Every line of the data should be output word for word.

● **Input data**:
★ ★ ★

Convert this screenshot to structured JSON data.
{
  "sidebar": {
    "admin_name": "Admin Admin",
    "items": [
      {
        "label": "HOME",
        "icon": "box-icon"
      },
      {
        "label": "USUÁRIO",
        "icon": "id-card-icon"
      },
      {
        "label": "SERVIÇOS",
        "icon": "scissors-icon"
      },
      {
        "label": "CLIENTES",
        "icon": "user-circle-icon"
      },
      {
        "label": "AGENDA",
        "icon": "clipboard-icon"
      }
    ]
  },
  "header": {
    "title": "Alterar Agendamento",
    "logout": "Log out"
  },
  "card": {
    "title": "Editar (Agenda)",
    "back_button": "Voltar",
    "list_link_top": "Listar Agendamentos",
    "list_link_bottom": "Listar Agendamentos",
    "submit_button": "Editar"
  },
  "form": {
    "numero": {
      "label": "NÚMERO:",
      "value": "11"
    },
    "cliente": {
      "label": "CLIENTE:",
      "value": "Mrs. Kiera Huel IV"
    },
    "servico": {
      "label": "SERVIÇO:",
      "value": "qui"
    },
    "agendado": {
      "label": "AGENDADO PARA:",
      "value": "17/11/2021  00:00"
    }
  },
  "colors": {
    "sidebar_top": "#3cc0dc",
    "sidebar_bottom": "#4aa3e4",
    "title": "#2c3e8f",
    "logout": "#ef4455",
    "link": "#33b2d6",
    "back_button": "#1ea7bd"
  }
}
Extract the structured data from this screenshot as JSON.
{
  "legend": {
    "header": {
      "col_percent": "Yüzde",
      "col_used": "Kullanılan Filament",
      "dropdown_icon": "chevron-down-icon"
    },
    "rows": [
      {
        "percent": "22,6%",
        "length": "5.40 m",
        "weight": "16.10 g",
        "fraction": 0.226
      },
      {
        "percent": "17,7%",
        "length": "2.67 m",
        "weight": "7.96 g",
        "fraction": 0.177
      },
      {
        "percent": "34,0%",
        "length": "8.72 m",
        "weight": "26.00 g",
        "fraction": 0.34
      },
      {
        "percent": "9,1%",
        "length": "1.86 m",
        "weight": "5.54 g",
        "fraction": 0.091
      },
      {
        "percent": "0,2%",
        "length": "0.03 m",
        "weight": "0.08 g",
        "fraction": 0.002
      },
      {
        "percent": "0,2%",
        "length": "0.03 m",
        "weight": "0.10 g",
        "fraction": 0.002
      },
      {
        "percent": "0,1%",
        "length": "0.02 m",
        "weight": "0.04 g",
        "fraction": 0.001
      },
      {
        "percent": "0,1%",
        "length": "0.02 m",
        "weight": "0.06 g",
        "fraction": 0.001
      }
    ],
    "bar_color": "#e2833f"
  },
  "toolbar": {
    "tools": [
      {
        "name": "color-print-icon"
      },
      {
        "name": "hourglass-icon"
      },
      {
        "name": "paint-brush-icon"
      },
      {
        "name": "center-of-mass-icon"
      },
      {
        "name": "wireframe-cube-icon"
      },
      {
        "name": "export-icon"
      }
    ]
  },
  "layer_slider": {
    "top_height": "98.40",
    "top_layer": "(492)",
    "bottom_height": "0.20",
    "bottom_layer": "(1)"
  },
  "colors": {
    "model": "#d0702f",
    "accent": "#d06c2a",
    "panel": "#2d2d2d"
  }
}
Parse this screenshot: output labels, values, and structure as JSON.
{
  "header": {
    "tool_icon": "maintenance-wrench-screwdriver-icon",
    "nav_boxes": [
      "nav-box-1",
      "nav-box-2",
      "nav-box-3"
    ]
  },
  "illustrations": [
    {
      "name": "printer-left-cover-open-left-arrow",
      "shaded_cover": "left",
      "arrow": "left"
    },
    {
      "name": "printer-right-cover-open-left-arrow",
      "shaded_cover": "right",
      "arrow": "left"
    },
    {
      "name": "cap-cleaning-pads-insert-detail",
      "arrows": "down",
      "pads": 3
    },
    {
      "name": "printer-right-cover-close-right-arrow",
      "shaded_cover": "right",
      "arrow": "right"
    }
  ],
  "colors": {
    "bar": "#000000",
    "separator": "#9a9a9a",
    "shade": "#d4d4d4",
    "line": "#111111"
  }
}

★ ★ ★

● **Solution to this task**:
Convert this screenshot to structured JSON data.
{
  "sidebar": {
    "admin_name": "Admin Admin",
    "items": [
      {
        "label": "HOME",
        "icon": "box-icon"
      },
      {
        "label": "USUÁRIO",
        "icon": "id-card-icon"
      },
      {
        "label": "SERVIÇOS",
        "icon": "scissors-icon"
      },
      {
        "label": "CLIENTES",
        "icon": "user-circle-icon"
      },
      {
        "label": "AGENDA",
        "icon": "clipboard-icon"
      }
    ]
  },
  "header": {
    "title": "Alterar Agendamento",
    "logout": "Log out"
  },
  "card": {
    "title": "Editar (Agenda)",
    "back_button": "Voltar",
    "list_link_top": "Listar Agendamentos",
    "list_link_bottom": "Listar Agendamentos",
    "submit_button": "Editar"
  },
  "form": {
    "numero": {
      "label": "NÚMERO:",
      "value": "11"
    },
    "cliente": {
      "label": "CLIENTE:",
      "value": "Mrs. Kiera Huel IV"
    },
    "servico": {
      "label": "SERVIÇO:",
      "value": "qui"
    },
    "agendado": {
      "label": "AGENDADO PARA:",
      "value": "17/11/2021  00:00"
    }
  },
  "colors": {
    "sidebar_top": "#3cc0dc",
    "sidebar_bottom": "#4aa3e4",
    "title": "#2c3e8f",
    "logout": "#ef4455",
    "link": "#33b2d6",
    "back_button": "#1ea7bd"
  }
}
Extract the structured data from this screenshot as JSON.
{
  "legend": {
    "header": {
      "col_percent": "Yüzde",
      "col_used": "Kullanılan Filament",
      "dropdown_icon": "chevron-down-icon"
    },
    "rows": [
      {
        "percent": "22,6%",
        "length": "5.40 m",
        "weight": "16.10 g",
        "fraction": 0.226
      },
      {
        "percent": "17,7%",
        "length": "2.67 m",
        "weight": "7.96 g",
        "fraction": 0.177
      },
      {
        "percent": "34,0%",
        "length": "8.72 m",
        "weight": "26.00 g",
        "fraction": 0.34
      },
      {
        "percent": "9,1%",
        "length": "1.86 m",
        "weight": "5.54 g",
        "fraction": 0.091
      },
      {
        "percent": "0,2%",
        "length": "0.03 m",
        "weight": "0.08 g",
        "fraction": 0.002
      },
      {
        "percent": "0,2%",
        "length": "0.03 m",
        "weight": "0.10 g",
        "fraction": 0.002
      },
      {
        "percent": "0,1%",
        "length": "0.02 m",
        "weight": "0.04 g",
        "fraction": 0.001
      },
      {
        "percent": "0,1%",
        "length": "0.02 m",
        "weight": "0.06 g",
        "fraction": 0.001
      }
    ],
    "bar_color": "#e2833f"
  },
  "toolbar": {
    "tools": [
      {
        "name": "color-print-icon"
      },
      {
        "name": "hourglass-icon"
      },
      {
        "name": "paint-brush-icon"
      },
      {
        "name": "center-of-mass-icon"
      },
      {
        "name": "wireframe-cube-icon"
      },
      {
        "name": "export-icon"
      }
    ]
  },
  "layer_slider": {
    "top_height": "98.40",
    "top_layer": "(492)",
    "bottom_height": "0.20",
    "bottom_layer": "(1)"
  },
  "colors": {
    "model": "#d0702f",
    "accent": "#d06c2a",
    "panel": "#2d2d2d"
  }
}
Parse this screenshot: output labels, values, and structure as JSON.
{
  "header": {
    "tool_icon": "maintenance-wrench-screwdriver-icon",
    "nav_boxes": [
      "nav-box-1",
      "nav-box-2",
      "nav-box-3"
    ]
  },
  "illustrations": [
    {
      "name": "printer-left-cover-open-left-arrow",
      "shaded_cover": "left",
      "arrow": "left"
    },
    {
      "name": "printer-right-cover-open-left-arrow",
      "shaded_cover": "right",
      "arrow": "left"
    },
    {
      "name": "cap-cleaning-pads-insert-detail",
      "arrows": "down",
      "pads": 3
    },
    {
      "name": "printer-right-cover-close-right-arrow",
      "shaded_cover": "right",
      "arrow": "right"
    }
  ],
  "colors": {
    "bar": "#000000",
    "separator": "#9a9a9a",
    "shade": "#d4d4d4",
    "line": "#111111"
  }
}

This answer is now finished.